Perhaps the central theme in “Digging” relates to the importance of honoring tradition. In the speaker’s case, it is the family tradition of physical labor that requires honor and respect. This tradition is explicitly male, as the speaker indicates through his focus on his father and grandfather, both of whom worked directly on the land. The speaker feels a need to honor this tradition, even as he himself departs from it, choosing the path of a poet. It is for this reason that he has penned this poem in which he recalls, in evocative detail, the sights and sounds of his forebears’ efforts. An air of respect saturates the speaker’s descriptions, and he makes his awe explicit when he declares, midway through the poem: “By God, the old man could handle a spade. / Just like his old man” (lines 15-16). Although the speaker won’t dig with a spade, he concludes the poem by declaring that he’ll “dig” with his own preferred implement: the pen, which he can use to achieve a symbolic excavation of his own thoughts and memories.

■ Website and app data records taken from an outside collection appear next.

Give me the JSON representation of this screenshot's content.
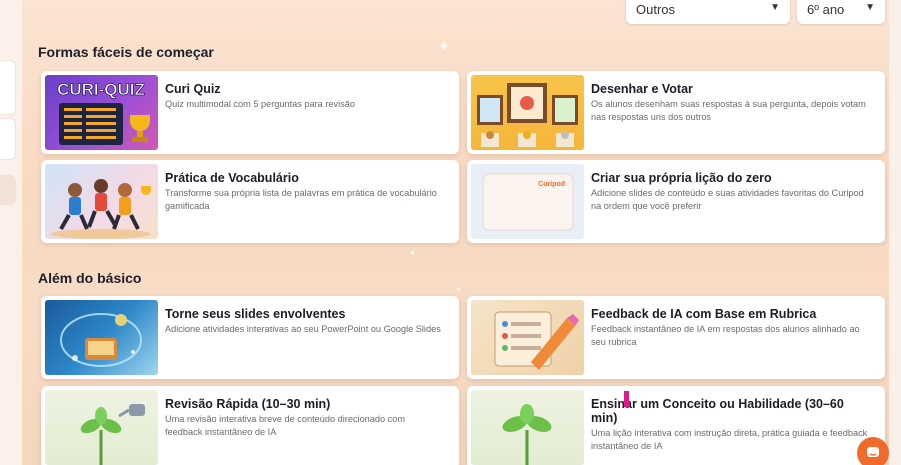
{
  "top_filters": {
    "subject": "Outros",
    "grade": "6º ano"
  },
  "sections": [
    {
      "title": "Formas fáceis de começar"
    },
    {
      "title": "Além do básico"
    }
  ],
  "cards": [
    {
      "title": "Curi Quiz",
      "description": "Quiz multimodal com 5 perguntas para revisão",
      "thumb_text": "CURI-QUIZ"
    },
    {
      "title": "Desenhar e Votar",
      "description": "Os alunos desenham suas respostas à sua pergunta, depois votam nas respostas uns dos outros"
    },
    {
      "title": "Prática de Vocabulário",
      "description": "Transforme sua própria lista de palavras em prática de vocabulário gamificada"
    },
    {
      "title": "Criar sua própria lição do zero",
      "description": "Adicione slides de conteúdo e suas atividades favoritas do Curipod na ordem que você preferir",
      "thumb_text": "Curipod"
    },
    {
      "title": "Torne seus slides envolventes",
      "description": "Adicione atividades interativas ao seu PowerPoint ou Google Slides"
    },
    {
      "title": "Feedback de IA com Base em Rubrica",
      "description": "Feedback instantâneo de IA em respostas dos alunos alinhado ao seu rubrica"
    },
    {
      "title": "Revisão Rápida (10–30 min)",
      "description": "Uma revisão interativa breve de conteúdo direcionado com feedback instantâneo de IA"
    },
    {
      "title": "Ensinar um Conceito ou Habilidade (30–60 min)",
      "description": "Uma lição interativa com instrução direta, prática guiada e feedback instantâneo de IA"
    }
  ],
  "colors": {
    "accent": "#f06a2b",
    "background": "#f9d9c2"
  },
  "icons": {
    "chat_button": "chat-icon"
  }
}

Though working the land is hard, the speaker of “Digging” represents physical labor as having distinct pleasures. One way he communicates the pleasures of labor is through his use of sound. Flexing his gifts as a poet, the speaker uses literary devices such as alliteration and onomatopoeia to enrich his language. These devices yield verse that’s pleasurable for speaker and listener alike:

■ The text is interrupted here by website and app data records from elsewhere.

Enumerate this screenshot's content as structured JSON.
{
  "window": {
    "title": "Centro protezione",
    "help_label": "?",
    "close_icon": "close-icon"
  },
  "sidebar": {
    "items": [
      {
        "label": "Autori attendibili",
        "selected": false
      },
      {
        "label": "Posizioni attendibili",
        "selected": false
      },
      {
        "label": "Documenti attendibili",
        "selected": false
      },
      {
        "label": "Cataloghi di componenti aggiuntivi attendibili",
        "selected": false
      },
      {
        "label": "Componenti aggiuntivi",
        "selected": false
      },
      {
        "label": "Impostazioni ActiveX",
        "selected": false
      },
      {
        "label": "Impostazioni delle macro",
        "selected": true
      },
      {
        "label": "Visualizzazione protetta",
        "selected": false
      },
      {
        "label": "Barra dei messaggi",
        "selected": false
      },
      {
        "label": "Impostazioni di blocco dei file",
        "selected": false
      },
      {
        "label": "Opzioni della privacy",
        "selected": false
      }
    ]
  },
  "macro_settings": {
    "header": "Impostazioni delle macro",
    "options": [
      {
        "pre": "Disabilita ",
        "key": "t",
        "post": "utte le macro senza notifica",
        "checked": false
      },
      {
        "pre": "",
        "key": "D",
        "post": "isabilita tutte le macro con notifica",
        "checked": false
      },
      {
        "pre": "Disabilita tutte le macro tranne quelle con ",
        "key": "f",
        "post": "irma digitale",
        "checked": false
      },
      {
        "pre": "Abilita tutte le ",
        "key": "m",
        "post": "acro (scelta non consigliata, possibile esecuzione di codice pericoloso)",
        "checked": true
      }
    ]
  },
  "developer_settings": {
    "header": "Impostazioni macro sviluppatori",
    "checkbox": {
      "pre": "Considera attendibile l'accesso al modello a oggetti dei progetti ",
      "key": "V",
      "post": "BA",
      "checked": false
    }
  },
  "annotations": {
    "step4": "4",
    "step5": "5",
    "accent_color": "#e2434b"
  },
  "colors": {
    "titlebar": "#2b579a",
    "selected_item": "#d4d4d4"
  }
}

Under my window, a clean rasping sound
When the spade sinks into gravelly ground:
My father, digging.
In just three lines (3–5), the speaker incorporates several instances of S, SP, G, and GR sounds, all of which help to recreate the “clean rasping sound” of the spade slicing into soil. Despite evoking certain pleasurable aspects of physical labor, the speaker doesn’t downplay the great demands labor makes on the body. He depicts his father as “stooping” over “potato drills” (line 8). Later, he indicates the unrelenting work required for his grandfather to get to the high-quality peat (lines 22-24):
Over his shoulder, going down and down
For the good turf.
But with hard work also comes the deep satisfaction of rest, as the speaker suggests when he recalls how, as a child, he brought a bottle of cold milk for his grandfather to drink. The speaker certainly doesn’t idealize labor, but he does recognize its distinctive pleasures.
The speaker belongs to a family where the men traditionally make a livelihood through physical labor. By contrast, the speaker asserts that he will pursue a different livelihood: writing. Crucially, the speaker frames writing as an intellectual form of labor—one that, though clearly different from farming potatoes or cutting peat, nonetheless requires a certain kind of digging. Whereas his forebears used a spade to dig into the physical soil of the earth, the speaker will use his pen to “dig” into the figurative “soil” of his own thoughts and memories. The speaker makes this claim explicitly at the poem’s conclusion. But he also makes it implicitly through his careful control of language and form. For instance, consider the speaker’s intentional use of rhyme, as well as the various literary devices he deploys to enrich his poetic language, including alliteration and onomatopoeia. In this way, the speaker indirectly compares the craft of verse to the effort of working the land. Both, he seems to insist, are forms of labor.